Nisga’a Nation Chief Earl Stephens says he shook with emotion when he saw for the first time a memorial totem pole with deep ties to his family and spiritual significance to the Indigenous people of British Columbia’s Nass Valley on display at Scotland’s National Museum.
He touched the red cedar pole and spoke to it in the Nisga’a language as officials from the national museum quietly observed, said Stephens.
The chief said he was celebrating Thursday after the museum’s board of trustees agreed to transfer the 11-metre memorial totem pole, which has been on display at the Edinburgh institution since 1930, back to Nisga’a territory.
“The pole is part of a living being,” Stephens said in an interview from the Nisga’a village of Laxgalts’ap.
It carries the spirit of his great, great grandmother, which is why it’s so important to bring it back to the Nisga’a lands where it came from, he said.
The museum said its board of trustees approved the First Nation’s request to transfer the pole back to its home in northwestern B.C.
A delegation of Nisga’a leaders travelled to Edinburgh last August to ask that the memorial pole be returned to their territory.
Stephens said the Nisga’a people believe the hand-carved pole is alive with the spirit of his ancestor and it’s now coming home to rest.
He said it means a great deal to have the Ni’isjoohl memorial pole returned to the Nisga’a lands, so family, nation and future generations can connect with the living history.

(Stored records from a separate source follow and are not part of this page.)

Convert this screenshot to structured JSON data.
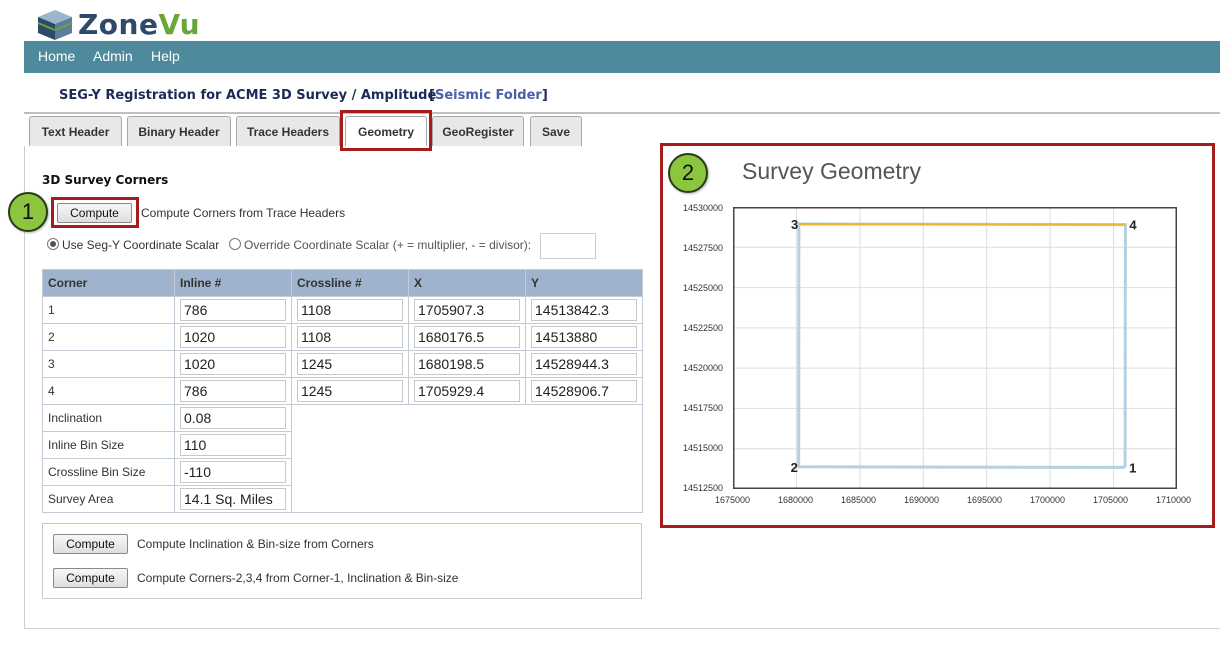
{
  "app": {
    "logo_part1": "Zone",
    "logo_part2": "Vu"
  },
  "nav": {
    "items": [
      "Home",
      "Admin",
      "Help"
    ]
  },
  "header": {
    "title": "SEG-Y Registration for ACME 3D Survey / Amplitude",
    "folder_open": "[",
    "folder_link": "Seismic Folder",
    "folder_close": "]"
  },
  "tabs": [
    {
      "label": "Text Header"
    },
    {
      "label": "Binary Header"
    },
    {
      "label": "Trace Headers"
    },
    {
      "label": "Geometry",
      "active": true
    },
    {
      "label": "GeoRegister"
    },
    {
      "label": "Save"
    }
  ],
  "callouts": [
    "1",
    "2"
  ],
  "corners_section": {
    "title": "3D Survey Corners",
    "compute_label": "Compute",
    "compute_desc": "Compute Corners from Trace Headers",
    "radio_use": "Use Seg-Y Coordinate Scalar",
    "radio_override": "Override Coordinate Scalar (+ = multiplier, - = divisor):",
    "scalar_value": ""
  },
  "table": {
    "headers": [
      "Corner",
      "Inline #",
      "Crossline #",
      "X",
      "Y"
    ],
    "rows": [
      {
        "corner": "1",
        "inline": "786",
        "crossline": "1108",
        "x": "1705907.3",
        "y": "14513842.3"
      },
      {
        "corner": "2",
        "inline": "1020",
        "crossline": "1108",
        "x": "1680176.5",
        "y": "14513880"
      },
      {
        "corner": "3",
        "inline": "1020",
        "crossline": "1245",
        "x": "1680198.5",
        "y": "14528944.3"
      },
      {
        "corner": "4",
        "inline": "786",
        "crossline": "1245",
        "x": "1705929.4",
        "y": "14528906.7"
      }
    ],
    "extras": [
      {
        "label": "Inclination",
        "value": "0.08"
      },
      {
        "label": "Inline Bin Size",
        "value": "110"
      },
      {
        "label": "Crossline Bin Size",
        "value": "-110"
      },
      {
        "label": "Survey Area",
        "value": "14.1 Sq. Miles"
      }
    ]
  },
  "compute_box": {
    "btn1": "Compute",
    "desc1": "Compute Inclination & Bin-size from Corners",
    "btn2": "Compute",
    "desc2": "Compute Corners-2,3,4 from Corner-1, Inclination & Bin-size"
  },
  "colors": {
    "nav": "#4e8a9c",
    "highlight": "#a61c1c",
    "table_header": "#9fb4cc",
    "outline": "#b5d0df",
    "top_edge": "#f0b530",
    "callout": "#8cc63f"
  },
  "chart_data": {
    "type": "line",
    "title": "Survey Geometry",
    "xlim": [
      1675000,
      1710000
    ],
    "ylim": [
      14512500,
      14530000
    ],
    "xticks": [
      "1675000",
      "1680000",
      "1685000",
      "1690000",
      "1695000",
      "1700000",
      "1705000",
      "1710000"
    ],
    "yticks": [
      "14530000",
      "14527500",
      "14525000",
      "14522500",
      "14520000",
      "14517500",
      "14515000",
      "14512500"
    ],
    "grid": true,
    "series": [
      {
        "color": "#b5d0df",
        "points": [
          [
            1705907.3,
            14513842.3
          ],
          [
            1680176.5,
            14513880
          ],
          [
            1680198.5,
            14528944.3
          ],
          [
            1705929.4,
            14528906.7
          ],
          [
            1705907.3,
            14513842.3
          ]
        ]
      },
      {
        "color": "#f0b530",
        "points": [
          [
            1680198.5,
            14528944.3
          ],
          [
            1705929.4,
            14528906.7
          ]
        ]
      }
    ],
    "corner_labels": [
      {
        "text": "1",
        "x": 1705907.3,
        "y": 14513842.3
      },
      {
        "text": "2",
        "x": 1680176.5,
        "y": 14513880
      },
      {
        "text": "3",
        "x": 1680198.5,
        "y": 14528944.3
      },
      {
        "text": "4",
        "x": 1705929.4,
        "y": 14528906.7
      }
    ]
  }
}
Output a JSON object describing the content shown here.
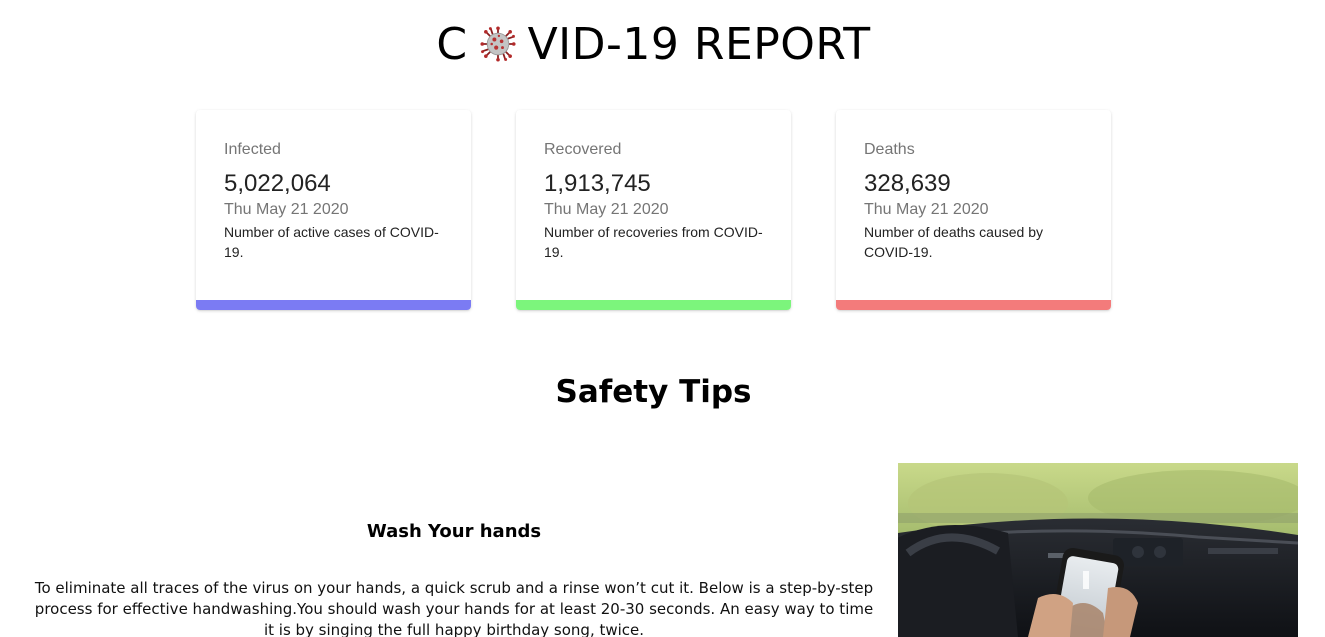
{
  "header": {
    "title_prefix": "C",
    "title_suffix": "VID-19 REPORT",
    "logo_icon": "coronavirus-icon"
  },
  "cards": [
    {
      "label": "Infected",
      "count": "5,022,064",
      "date": "Thu May 21 2020",
      "description": "Number of active cases of COVID-19.",
      "color": "#7b7bf3"
    },
    {
      "label": "Recovered",
      "count": "1,913,745",
      "date": "Thu May 21 2020",
      "description": "Number of recoveries from COVID-19.",
      "color": "#7cf57c"
    },
    {
      "label": "Deaths",
      "count": "328,639",
      "date": "Thu May 21 2020",
      "description": "Number of deaths caused by COVID-19.",
      "color": "#f37b7b"
    }
  ],
  "safety": {
    "title": "Safety Tips",
    "tips": [
      {
        "title": "Wash Your hands",
        "text": "To eliminate all traces of the virus on your hands, a quick scrub and a rinse won’t cut it. Below is a step-by-step process for effective handwashing.You should wash your hands for at least 20-30 seconds. An easy way to time it is by singing the full happy birthday song, twice.",
        "image_icon": "hand-sanitizer-photo"
      }
    ]
  }
}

“Being able to stand there and touch it and talk in our own language, it was really, really moving,” said Stephens. “They saw and heard me and they saw how I felt.”
The memorial pole was taken without consent in 1929 by an ethnographer researching Nisga’a village life, who then sold it to the Scottish museum where it has been on display since 1930.

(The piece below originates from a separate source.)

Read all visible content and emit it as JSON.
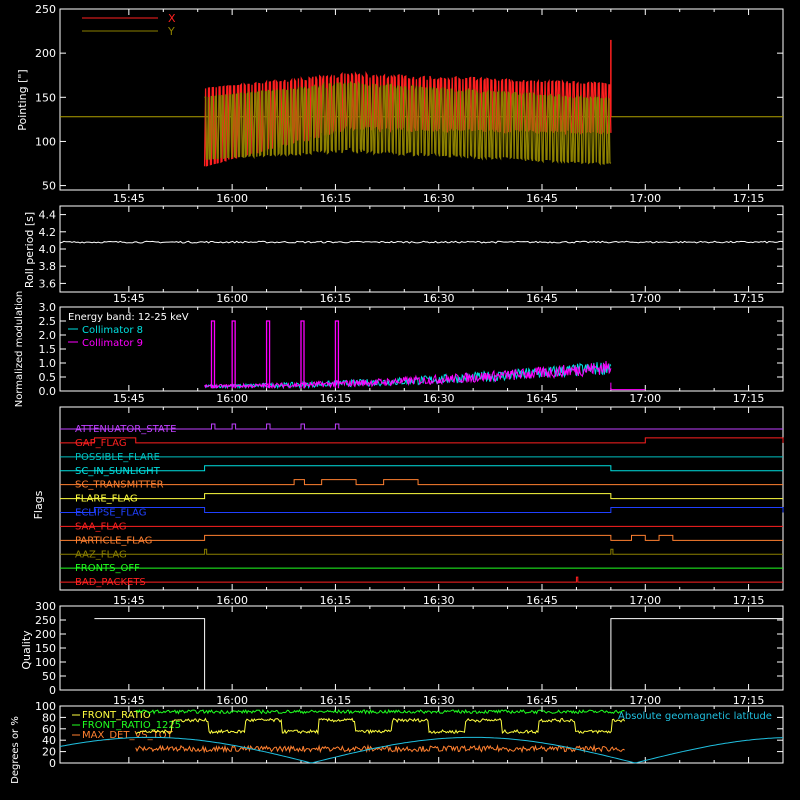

A museum statement says it was carved from red cedar in 1855 in memorial of Ts’aawit, a Nisga’a chief.
The pole includes a series of interlocking figures relating to the chief’s family history through his ancestors, family crests and his clan, says the museum.

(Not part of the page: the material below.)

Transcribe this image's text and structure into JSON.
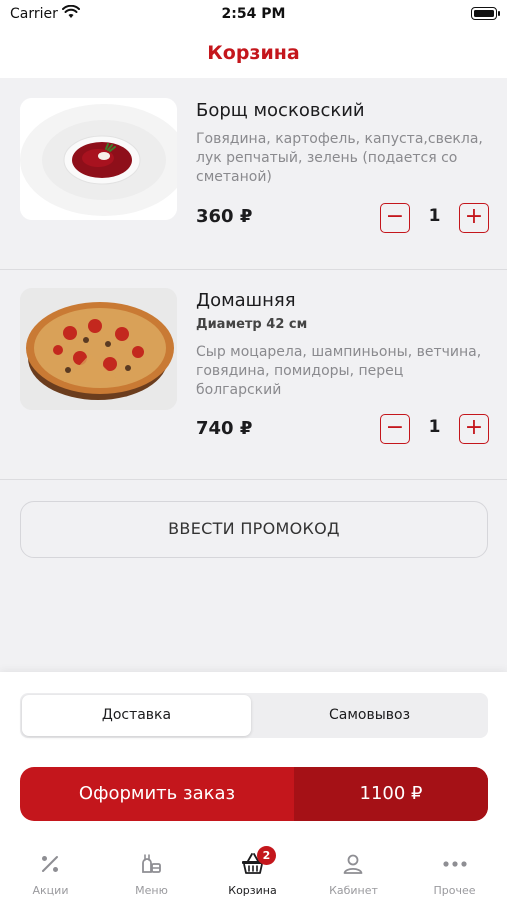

It originally stood in front of the home of the chief’s relatives located near B.C.’s Nass River and is currently on display in the Living Lands gallery at the National Museum of Scotland, it says.
The museum’s decision to bring the memorial totem back to its home adds to the ongoing story of the history of the Nisga’a Nation, said Dr. Amy Parent, Canada Research Chair in Indigenous education and governance.
“Our hearts have been moved with the commitment to return our family’s cultural treasure, which enables us to create a new story to re-right a colonial wrong with the honour, dignity and solidarity of the Scottish peoples who are walking beside us on our decolonizing journeys,” she said in a statement.
The repatriation of the Nisga’a memorial totem pole is a historic moment for the Nisga’a and other Indigenous Peoples, Parent said in an interview.
“We really hope that our story inspires our Indigenous relatives around the world to know that the impossible is possible when challenging colonial structures for the repatriation of our stolen cultural treasures and that justice for ancestors will prevail,” she said.
The museum said it will begin planning the safe removal of the totem from its display location and prepare it for transport to B.C.
“We are pleased to have reached this agreement and to be able to transfer the memorial pole to its people and to the place where its spiritual significance is most keenly understood,” said Chris Breward, the director of National Museums Scotland, in a statement. “We hope this is not the end of the process but the next step in a fruitful and ongoing relationship with the Nisga’a.”
The decision to transfer the memorial totem back to the Nisga’a Nation required and received the approval of the Scottish government, said Ian Russell, board chairman of the trustees of National Museums Scotland.
—Dirk Meissner, The Canadian Press